Christian Science Committee on Publication for Michigan

Mr. Lessenberry,
You can make that claim and argue for it but you shouldn't be making false claims about whether embryonic stem cell research is allowed in Michigan. Your essay claims Michigan has "outlawed it totally" That claim is simply false. You should issue a correction.

You also claim Bush "veto bills denying this research federal funding." He vetoed bills which would have expanded federal funding. Bush is actually the first president to allow federal funding for human embryonic stem cell research. The federal government has provided more than $100 million dollars to human embryonic stem cell research.

Your claim in the comment above seems to mean that you recognized that embryonic stem cell research is legal in Michigan. If so, why were you intentionally misleading your listeners?
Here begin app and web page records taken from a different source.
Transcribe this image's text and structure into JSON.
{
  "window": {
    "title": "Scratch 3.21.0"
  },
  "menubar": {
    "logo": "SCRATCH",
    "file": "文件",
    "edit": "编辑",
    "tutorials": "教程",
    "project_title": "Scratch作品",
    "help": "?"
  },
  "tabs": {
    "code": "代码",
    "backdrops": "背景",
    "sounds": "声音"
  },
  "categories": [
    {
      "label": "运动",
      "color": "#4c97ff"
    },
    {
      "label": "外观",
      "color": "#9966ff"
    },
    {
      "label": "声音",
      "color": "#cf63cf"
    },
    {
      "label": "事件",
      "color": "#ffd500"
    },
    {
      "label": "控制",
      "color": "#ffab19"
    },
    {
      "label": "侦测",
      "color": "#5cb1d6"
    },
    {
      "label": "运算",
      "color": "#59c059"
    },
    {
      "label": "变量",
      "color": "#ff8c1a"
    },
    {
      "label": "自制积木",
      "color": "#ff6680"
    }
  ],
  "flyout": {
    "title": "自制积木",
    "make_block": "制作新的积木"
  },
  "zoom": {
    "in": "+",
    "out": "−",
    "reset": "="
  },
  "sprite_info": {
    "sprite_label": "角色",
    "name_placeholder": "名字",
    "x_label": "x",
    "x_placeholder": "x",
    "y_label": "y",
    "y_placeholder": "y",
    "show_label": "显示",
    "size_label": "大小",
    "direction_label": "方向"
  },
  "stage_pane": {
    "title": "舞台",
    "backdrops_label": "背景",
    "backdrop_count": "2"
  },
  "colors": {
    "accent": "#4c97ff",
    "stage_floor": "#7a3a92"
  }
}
Propping up laws which don't exist and then attacking them instead of accurately describing the current law and then making a reasoned argument for why the law needs to be changed are two very different things.

If you want to make the claim that Michigan researchers need to kill human embryos to get new embryonic stem cell lines - fine - but don't act like U of M researchers aren't allowed to work with embryonic stem cells especially when you seem to know the truth.

Second, you've provided no argument for why Michigan researchers need to be the ones killing embryos. Why can't they just import new embryonic stem cell lines (not grown on mouse feeder cells) from other states? Why go to all the trouble of a ballot initiative when researchers can import new embryonic stem cell lines?

Third, researchers like James Thomson (who was the first to create embryonic stem cell lines) have shown that embryonic stem cell lines grown on mouse feeder cells can be cleaned of mouse DNA.

Also, Thomas Okarma (president of Geron, a company involved in embryonic stem cell research) said this regarding the mouse feeder cells: "We've got the world's only GMP master cell bank of human embryonic stem cells with lines that are fully qualified for human use which, by the way, are two of Bush's approved lines. So the stuff you hear published that all of those lines are irrevocably contaminated with mouse materials and could never be used in people -- hogwash. If you know how to grow them, they're fine."

Maybe you should have more sources for your stem cell information than misleading advocates like Rep. Meisner and Sean Morrison.

When are all the backward folk going to just go back in their caves?

Our state is hurting but these knuckle draggers don't care at all. They are going to keep Michigan suffering for many years to come. Thanks Engler. It was you and your ilk that has destroyed our once great state. It takes years of laws to affect a state. Our's is suffering from the Engler years.

The comments to this entry are closed.

A Production of

***UPDATE 9/2/09: Read the user agreement, effective immediately.***

The Podcast


April 2011

Sun Mon Tue Wed Thu Fri Sat
          1 2
3 4 5 6 7 8 9
10 11 12 13 14 15 16
17 18 19 20 21 22 23
24 25 26 27 28 29 30